* [TASK OBJECTIVE] Type out each entry exactly as it appears, but keep every image out.

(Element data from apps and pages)
Content starts
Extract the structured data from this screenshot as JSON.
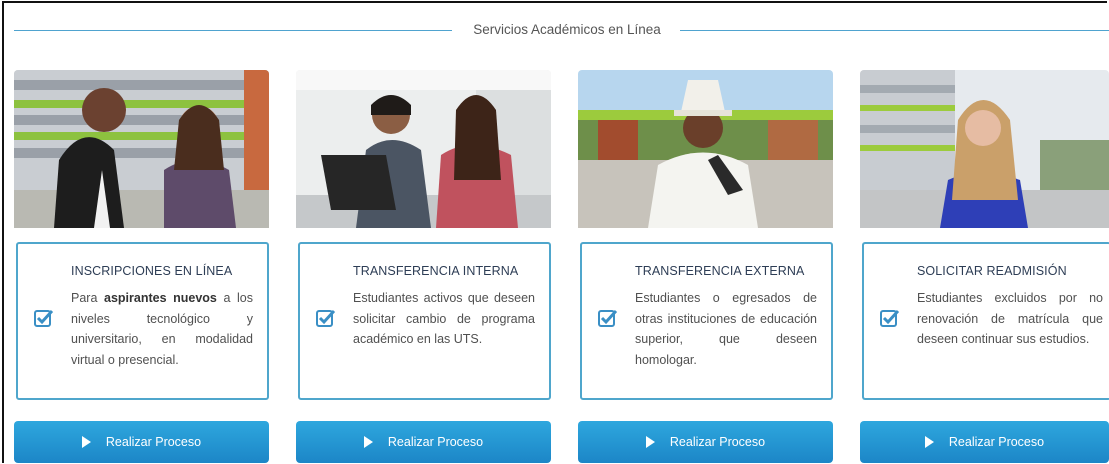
{
  "section": {
    "title": "Servicios Académicos en Línea"
  },
  "colors": {
    "accent": "#1c86c7",
    "border": "#4fa6cc",
    "heading": "#2d3d55"
  },
  "cards": [
    {
      "heading": "INSCRIPCIONES EN LÍNEA",
      "desc_pre": "Para ",
      "desc_bold": "aspirantes nuevos",
      "desc_post": " a los niveles tecnológico y universitario, en modalidad virtual o presencial.",
      "button": "Realizar Proceso",
      "icon": "checkbox-checked-icon"
    },
    {
      "heading": "TRANSFERENCIA INTERNA",
      "desc_pre": "Estudiantes activos que deseen solicitar cambio de programa académico en las UTS.",
      "desc_bold": "",
      "desc_post": "",
      "button": "Realizar Proceso",
      "icon": "checkbox-checked-icon"
    },
    {
      "heading": "TRANSFERENCIA EXTERNA",
      "desc_pre": "Estudiantes o egresados de otras instituciones de educación superior, que deseen homologar.",
      "desc_bold": "",
      "desc_post": "",
      "button": "Realizar Proceso",
      "icon": "checkbox-checked-icon"
    },
    {
      "heading": "SOLICITAR READMISIÓN",
      "desc_pre": "Estudiantes excluidos por no renovación de matrícula que deseen continuar sus estudios.",
      "desc_bold": "",
      "desc_post": "",
      "button": "Realizar Proceso",
      "icon": "checkbox-checked-icon"
    }
  ]
}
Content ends
* [YOUR RESPONSE]
Extract the structured data from this screenshot as JSON.
{
  "section": {
    "title": "Servicios Académicos en Línea"
  },
  "colors": {
    "accent": "#1c86c7",
    "border": "#4fa6cc",
    "heading": "#2d3d55"
  },
  "cards": [
    {
      "heading": "INSCRIPCIONES EN LÍNEA",
      "desc_pre": "Para ",
      "desc_bold": "aspirantes nuevos",
      "desc_post": " a los niveles tecnológico y universitario, en modalidad virtual o presencial.",
      "button": "Realizar Proceso",
      "icon": "checkbox-checked-icon"
    },
    {
      "heading": "TRANSFERENCIA INTERNA",
      "desc_pre": "Estudiantes activos que deseen solicitar cambio de programa académico en las UTS.",
      "desc_bold": "",
      "desc_post": "",
      "button": "Realizar Proceso",
      "icon": "checkbox-checked-icon"
    },
    {
      "heading": "TRANSFERENCIA EXTERNA",
      "desc_pre": "Estudiantes o egresados de otras instituciones de educación superior, que deseen homologar.",
      "desc_bold": "",
      "desc_post": "",
      "button": "Realizar Proceso",
      "icon": "checkbox-checked-icon"
    },
    {
      "heading": "SOLICITAR READMISIÓN",
      "desc_pre": "Estudiantes excluidos por no renovación de matrícula que deseen continuar sus estudios.",
      "desc_bold": "",
      "desc_post": "",
      "button": "Realizar Proceso",
      "icon": "checkbox-checked-icon"
    }
  ]
}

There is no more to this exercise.